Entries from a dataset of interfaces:
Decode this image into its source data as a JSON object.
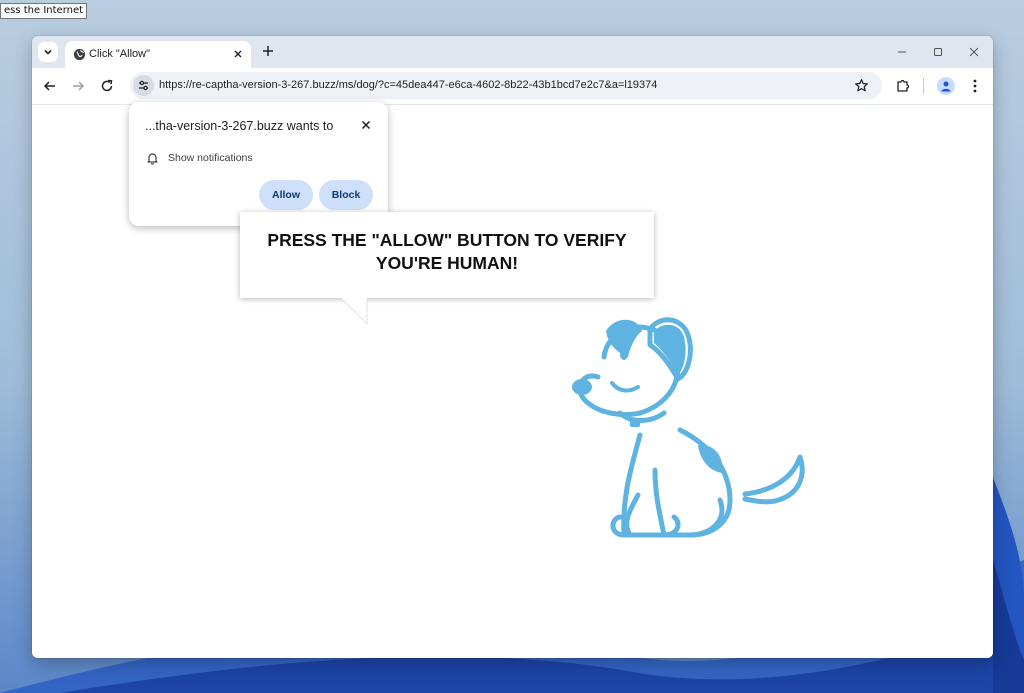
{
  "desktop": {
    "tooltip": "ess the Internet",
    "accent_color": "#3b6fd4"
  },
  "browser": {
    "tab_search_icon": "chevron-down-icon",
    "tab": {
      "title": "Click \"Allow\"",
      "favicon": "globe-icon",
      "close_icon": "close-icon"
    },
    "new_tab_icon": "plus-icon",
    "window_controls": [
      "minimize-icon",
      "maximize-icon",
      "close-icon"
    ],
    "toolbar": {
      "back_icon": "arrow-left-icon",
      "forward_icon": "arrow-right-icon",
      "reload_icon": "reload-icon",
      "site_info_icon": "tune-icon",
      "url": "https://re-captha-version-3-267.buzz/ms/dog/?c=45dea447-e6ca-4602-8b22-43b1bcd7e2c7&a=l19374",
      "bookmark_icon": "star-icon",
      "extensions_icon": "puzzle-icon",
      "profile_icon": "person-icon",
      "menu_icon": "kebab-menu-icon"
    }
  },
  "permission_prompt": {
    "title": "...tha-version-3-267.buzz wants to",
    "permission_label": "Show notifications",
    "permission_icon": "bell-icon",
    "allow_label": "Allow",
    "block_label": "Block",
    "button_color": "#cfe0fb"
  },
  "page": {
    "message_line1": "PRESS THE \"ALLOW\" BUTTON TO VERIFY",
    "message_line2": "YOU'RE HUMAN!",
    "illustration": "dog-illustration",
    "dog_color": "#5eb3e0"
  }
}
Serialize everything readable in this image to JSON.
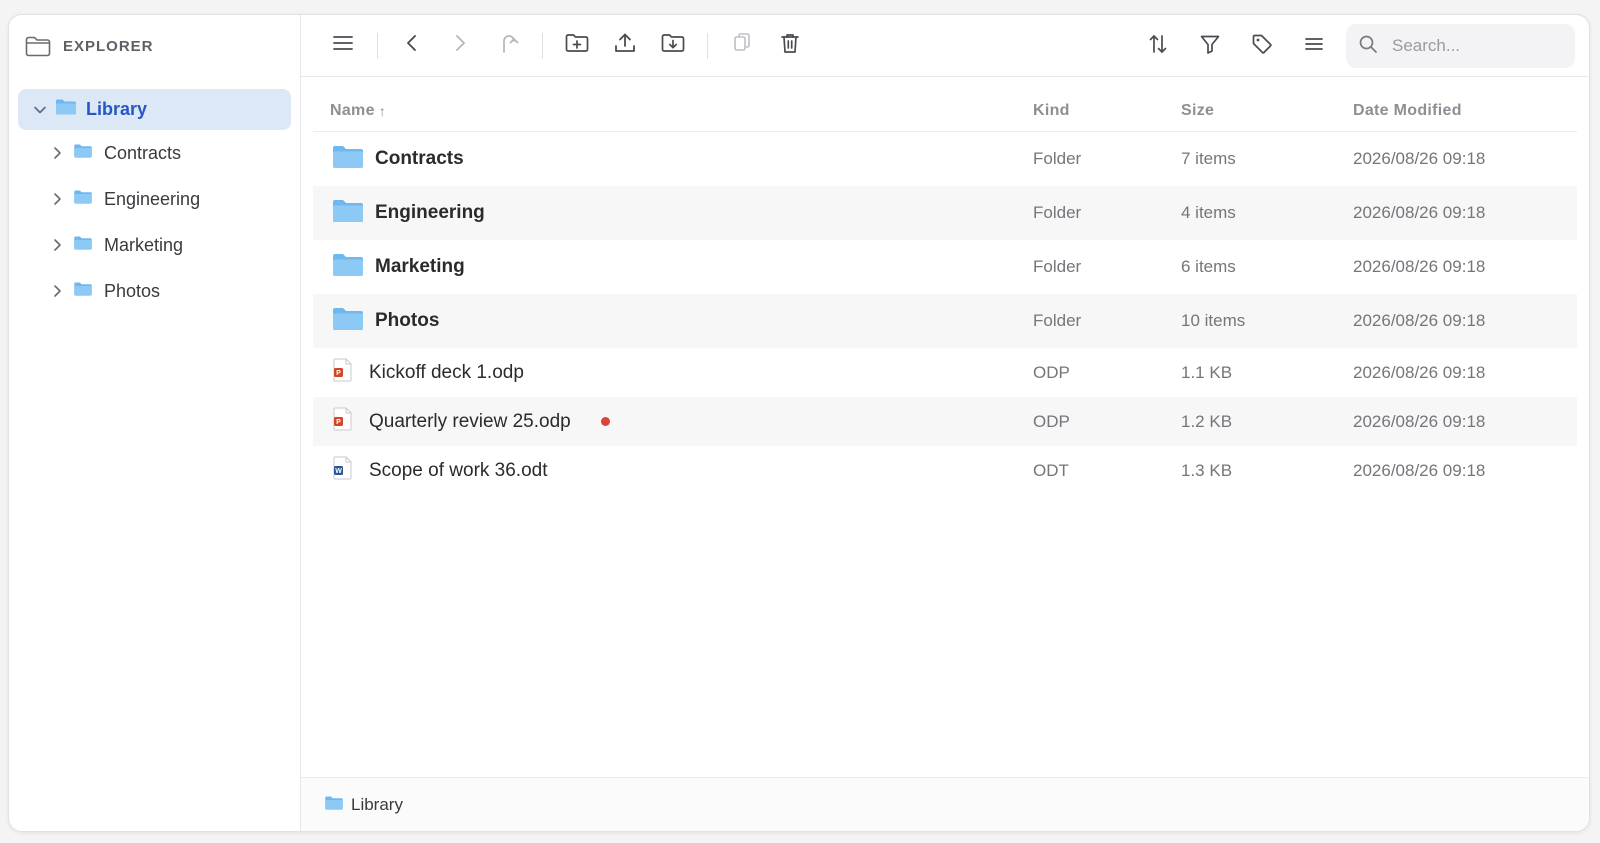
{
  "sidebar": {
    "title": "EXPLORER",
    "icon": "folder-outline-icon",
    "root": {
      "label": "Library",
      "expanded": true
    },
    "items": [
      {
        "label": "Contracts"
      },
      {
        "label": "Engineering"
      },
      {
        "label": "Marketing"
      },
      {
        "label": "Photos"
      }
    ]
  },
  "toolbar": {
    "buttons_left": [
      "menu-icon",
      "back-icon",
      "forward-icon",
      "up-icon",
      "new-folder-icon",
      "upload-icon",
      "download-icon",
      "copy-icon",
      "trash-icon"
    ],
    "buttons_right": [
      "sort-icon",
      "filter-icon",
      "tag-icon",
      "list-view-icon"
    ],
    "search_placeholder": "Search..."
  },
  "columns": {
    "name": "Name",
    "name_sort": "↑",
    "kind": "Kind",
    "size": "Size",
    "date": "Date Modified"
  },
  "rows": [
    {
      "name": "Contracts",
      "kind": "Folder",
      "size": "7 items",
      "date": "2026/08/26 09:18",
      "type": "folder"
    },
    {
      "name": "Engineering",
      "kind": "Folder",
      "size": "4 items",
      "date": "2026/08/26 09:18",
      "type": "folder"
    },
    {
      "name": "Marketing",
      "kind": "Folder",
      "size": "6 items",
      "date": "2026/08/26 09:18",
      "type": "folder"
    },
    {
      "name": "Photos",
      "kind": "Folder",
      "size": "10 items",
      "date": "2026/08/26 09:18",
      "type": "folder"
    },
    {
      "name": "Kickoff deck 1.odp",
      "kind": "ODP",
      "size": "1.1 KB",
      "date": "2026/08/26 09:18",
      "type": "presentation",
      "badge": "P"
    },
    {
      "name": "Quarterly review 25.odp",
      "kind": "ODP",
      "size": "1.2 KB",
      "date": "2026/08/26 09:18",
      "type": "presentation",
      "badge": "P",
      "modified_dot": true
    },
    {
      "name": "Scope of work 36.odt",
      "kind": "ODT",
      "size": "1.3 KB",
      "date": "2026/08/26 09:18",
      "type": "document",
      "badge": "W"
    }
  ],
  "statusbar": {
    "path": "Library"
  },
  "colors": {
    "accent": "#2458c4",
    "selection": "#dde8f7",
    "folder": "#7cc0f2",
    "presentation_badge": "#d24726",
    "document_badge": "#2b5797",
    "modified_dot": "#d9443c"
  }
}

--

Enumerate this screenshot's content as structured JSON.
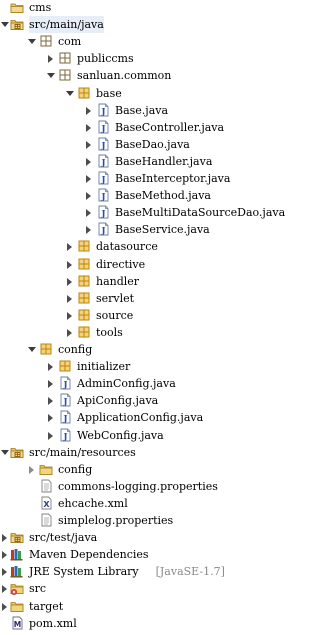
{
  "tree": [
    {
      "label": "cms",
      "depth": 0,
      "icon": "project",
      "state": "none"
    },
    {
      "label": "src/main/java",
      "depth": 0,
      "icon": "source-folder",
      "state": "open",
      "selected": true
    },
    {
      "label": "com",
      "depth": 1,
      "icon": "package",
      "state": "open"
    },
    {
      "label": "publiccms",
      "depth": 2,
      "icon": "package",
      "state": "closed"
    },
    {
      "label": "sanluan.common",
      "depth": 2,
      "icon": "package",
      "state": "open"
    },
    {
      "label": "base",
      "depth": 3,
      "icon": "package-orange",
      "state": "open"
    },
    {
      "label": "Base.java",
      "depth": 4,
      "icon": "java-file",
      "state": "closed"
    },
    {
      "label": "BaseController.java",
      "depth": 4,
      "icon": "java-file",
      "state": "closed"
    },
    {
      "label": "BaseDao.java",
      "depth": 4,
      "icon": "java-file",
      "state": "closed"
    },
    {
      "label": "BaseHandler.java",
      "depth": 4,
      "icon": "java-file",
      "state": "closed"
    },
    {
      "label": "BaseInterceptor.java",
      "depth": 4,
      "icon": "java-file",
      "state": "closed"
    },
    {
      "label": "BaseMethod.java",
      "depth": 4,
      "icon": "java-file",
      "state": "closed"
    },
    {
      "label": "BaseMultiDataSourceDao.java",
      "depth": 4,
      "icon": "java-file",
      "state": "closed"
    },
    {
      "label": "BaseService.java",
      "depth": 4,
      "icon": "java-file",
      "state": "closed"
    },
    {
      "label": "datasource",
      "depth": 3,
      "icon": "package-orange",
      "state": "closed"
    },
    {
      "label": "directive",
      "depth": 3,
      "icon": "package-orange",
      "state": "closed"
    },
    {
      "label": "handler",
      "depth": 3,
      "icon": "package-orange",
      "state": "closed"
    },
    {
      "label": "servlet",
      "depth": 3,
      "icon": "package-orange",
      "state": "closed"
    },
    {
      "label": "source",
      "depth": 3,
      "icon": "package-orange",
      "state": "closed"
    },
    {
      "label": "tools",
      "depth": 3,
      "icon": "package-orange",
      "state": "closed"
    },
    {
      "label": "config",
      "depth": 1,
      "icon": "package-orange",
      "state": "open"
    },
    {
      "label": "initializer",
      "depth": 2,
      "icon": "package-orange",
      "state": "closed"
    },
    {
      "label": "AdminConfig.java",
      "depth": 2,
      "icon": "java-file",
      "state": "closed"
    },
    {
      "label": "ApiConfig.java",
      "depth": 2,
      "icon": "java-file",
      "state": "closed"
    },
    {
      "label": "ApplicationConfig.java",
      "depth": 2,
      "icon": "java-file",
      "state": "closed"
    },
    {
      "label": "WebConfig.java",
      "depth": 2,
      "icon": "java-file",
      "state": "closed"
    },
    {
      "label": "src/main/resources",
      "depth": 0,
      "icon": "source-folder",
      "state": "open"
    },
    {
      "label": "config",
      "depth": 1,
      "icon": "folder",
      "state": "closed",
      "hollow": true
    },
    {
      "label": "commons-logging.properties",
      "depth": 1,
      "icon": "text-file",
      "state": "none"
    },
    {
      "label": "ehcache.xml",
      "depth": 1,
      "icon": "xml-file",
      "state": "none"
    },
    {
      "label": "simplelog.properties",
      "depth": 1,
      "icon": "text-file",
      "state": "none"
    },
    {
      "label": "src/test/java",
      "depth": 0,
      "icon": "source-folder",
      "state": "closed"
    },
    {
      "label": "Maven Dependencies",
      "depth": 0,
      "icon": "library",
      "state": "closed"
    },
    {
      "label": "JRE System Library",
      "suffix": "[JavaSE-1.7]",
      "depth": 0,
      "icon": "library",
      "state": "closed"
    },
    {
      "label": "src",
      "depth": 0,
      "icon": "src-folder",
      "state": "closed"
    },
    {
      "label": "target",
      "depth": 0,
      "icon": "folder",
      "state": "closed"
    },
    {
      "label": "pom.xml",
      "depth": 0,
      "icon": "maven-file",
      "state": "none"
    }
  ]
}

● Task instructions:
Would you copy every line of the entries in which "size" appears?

● Result of this task:
    "size": "Size",
      "size": "7 items",
      "size": "4 items",
      "size": "6 items",
      "size": "10 items",
      "size": "1.1 KB",
      "size": "1.2 KB",
      "size": "1.3 KB",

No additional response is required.